“flat soda flat tire flat scenery flat jokes ate the lemon meringue pie that sat out too long in the window graffitied abortion clinic billboards trucker shower billboards abortion clinics and trucker showers on the same billboard bug smears bird shit handprint noseprint smears Xena’s foot-smell Dana won’t laugh at any of the flat jokes melted things broken A/C signs that say Men Working tolls incorrect change for tolls crick in the neck sleepy eyes The Chorus on the radio telling us they own our bodies drivers who don’t use their turn signal drivers who leave their turn signal on forever tornado watch tornado warning Cinnabon indigestion . . . ”
And, from “What We Are Wearing”: “kitten heels pantsuit badge gun Chucks red&morered leather panty hose chakram sword dagger sensible wedge heels hair dye hair tie bangles grandmother’s ring Tshirt sports bra boxer briefs skirt pleats brass corset concealer blush IUD stake lucky socks tattoo of Latin word wooden cross halter . . . ”
The road trip is not without its complications—many, in fact, amid the raucous storytelling and adventuring, including two flat tires. Halfway through Ohio, Buffy comes down with “Air Sickness”: “ . . . a condition, Dana tells us, of self-consciousness so extreme you start noticing every breath you take—noticing that it’s never enough. The cure: a re-focus on anything but the mechanisms of the living body. For example: terraced rice paddies, roosters, empty cartons of ice cream re-purposed into paintbrush holders, or gum.”
Even this moment carries a double-meaning—Buffy’s sickness is both respiratory as well as a possible occupational hazard to being born female and thus possessed of extreme self- (and double-) consciousness. Buffy is cured in the end, at the top of a Woodland Indian effigy mound in the middle of the country, when she “roars back” at the Mississippi river.
The economy of giving, here, to return full circle, isn’t that of supply and demand, or even the law of reciprocity (give and take, or, in the patriarchal context of the novel, “A free drink means something expected, something for buyer in return”), but rather that of passionate regard and admiration, divorced from exploitation and fetishization of the other. As the narrator says of Dana: “Dana, what I admire most: your reversal of reversal . . . You have the answers and you have the data. Your skepticism saves lives. You don’t want to believe—you believe.”

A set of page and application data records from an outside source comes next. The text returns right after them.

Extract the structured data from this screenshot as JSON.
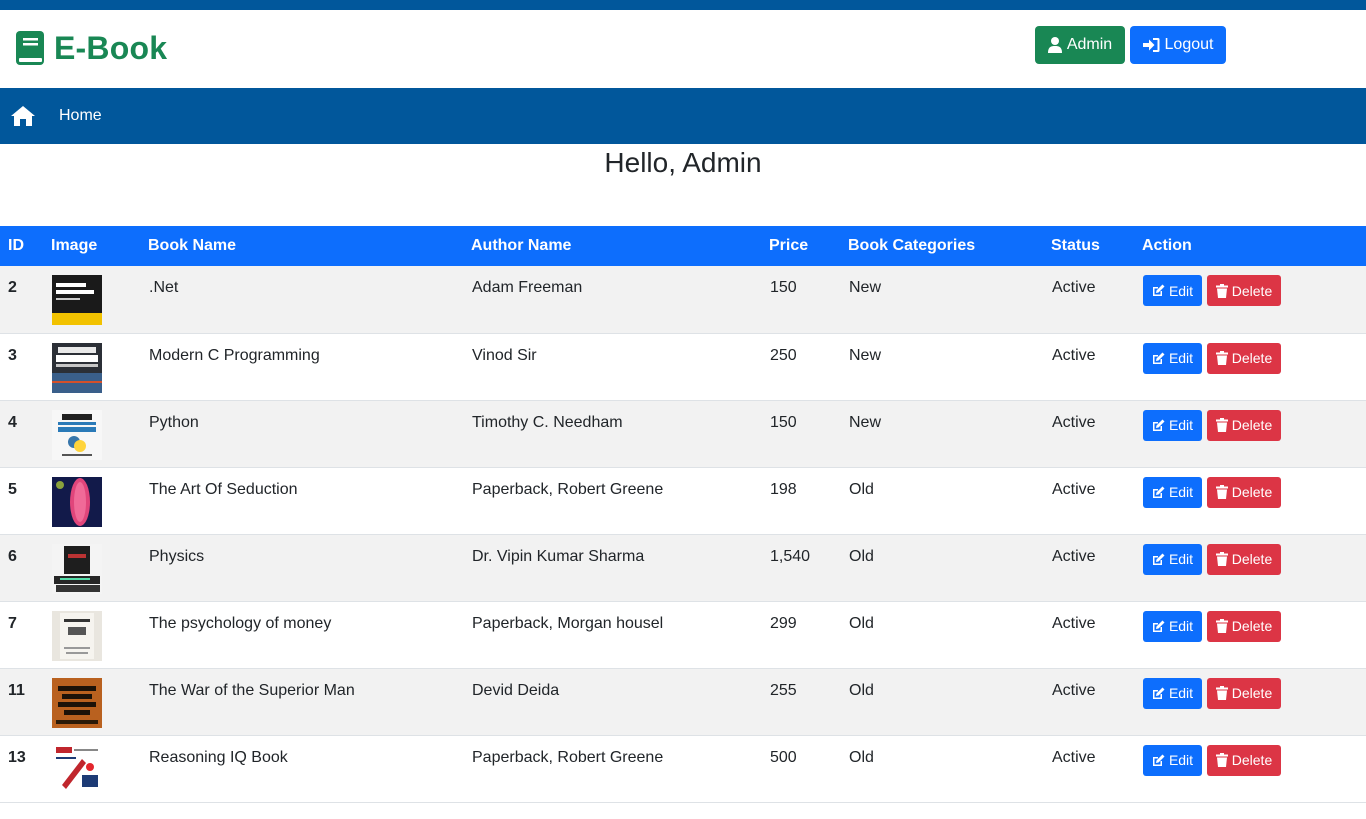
{
  "header": {
    "brand": "E-Book",
    "admin_label": "Admin",
    "logout_label": "Logout"
  },
  "nav": {
    "home_label": "Home"
  },
  "greeting": "Hello, Admin",
  "table": {
    "columns": [
      "ID",
      "Image",
      "Book Name",
      "Author Name",
      "Price",
      "Book Categories",
      "Status",
      "Action"
    ],
    "edit_label": "Edit",
    "delete_label": "Delete",
    "rows": [
      {
        "id": "2",
        "cover_icon": "aspnet-core-book-cover",
        "book": ".Net",
        "author": "Adam Freeman",
        "price": "150",
        "category": "New",
        "status": "Active"
      },
      {
        "id": "3",
        "cover_icon": "modern-c-book-cover",
        "book": "Modern C Programming",
        "author": "Vinod Sir",
        "price": "250",
        "category": "New",
        "status": "Active"
      },
      {
        "id": "4",
        "cover_icon": "python-book-cover",
        "book": "Python",
        "author": "Timothy C. Needham",
        "price": "150",
        "category": "New",
        "status": "Active"
      },
      {
        "id": "5",
        "cover_icon": "art-of-seduction-book-cover",
        "book": "The Art Of Seduction",
        "author": "Paperback, Robert Greene",
        "price": "198",
        "category": "Old",
        "status": "Active"
      },
      {
        "id": "6",
        "cover_icon": "physics-book-cover",
        "book": "Physics",
        "author": "Dr. Vipin Kumar Sharma",
        "price": "1,540",
        "category": "Old",
        "status": "Active"
      },
      {
        "id": "7",
        "cover_icon": "psychology-of-money-book-cover",
        "book": "The psychology of money",
        "author": "Paperback, Morgan housel",
        "price": "299",
        "category": "Old",
        "status": "Active"
      },
      {
        "id": "11",
        "cover_icon": "superior-man-book-cover",
        "book": "The War of the Superior Man",
        "author": "Devid Deida",
        "price": "255",
        "category": "Old",
        "status": "Active"
      },
      {
        "id": "13",
        "cover_icon": "reasoning-iq-book-cover",
        "book": "Reasoning IQ Book",
        "author": "Paperback, Robert Greene",
        "price": "500",
        "category": "Old",
        "status": "Active"
      }
    ]
  },
  "colors": {
    "navbar": "#01579b",
    "brand_green": "#198754",
    "primary_blue": "#0d6efd",
    "danger_red": "#dc3545"
  }
}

We may be “limited only by our limited weapons” as the narrator argues, but this wildly imagined novel also suggests that our arsenal can and does include vulnerability, ferocity, solidarity, determination and love. Story by story we grow in strength. And story by story we see each other in ourselves, and ourselves in each other, and thus build the city. In the beginning was the word, after all, and so visionary, apocalyptic, fourth-wave feminist narratives such as this must precede—and be commensurate with—the making of worlds.
The proverbial road trip question: are we there yet? Not yet, but in Knorr’s hands, and those others brilliantly seeking to materialize Pizan’s allegory—literal freedom, safety, and joy—the answer may be soon.
Author of a collection of poetry, The End of Spectacle (Carnegie Mellon, 2018), a collection of short stories, Anatomical Gift (Noctuary Press, 2017), and two chapbooks, including That Tree is Mine (dancing girl press, 2018), Virginia Konchan’s work has appeared in The New Yorker, The New Republic, Best New Poets, and elsewhere.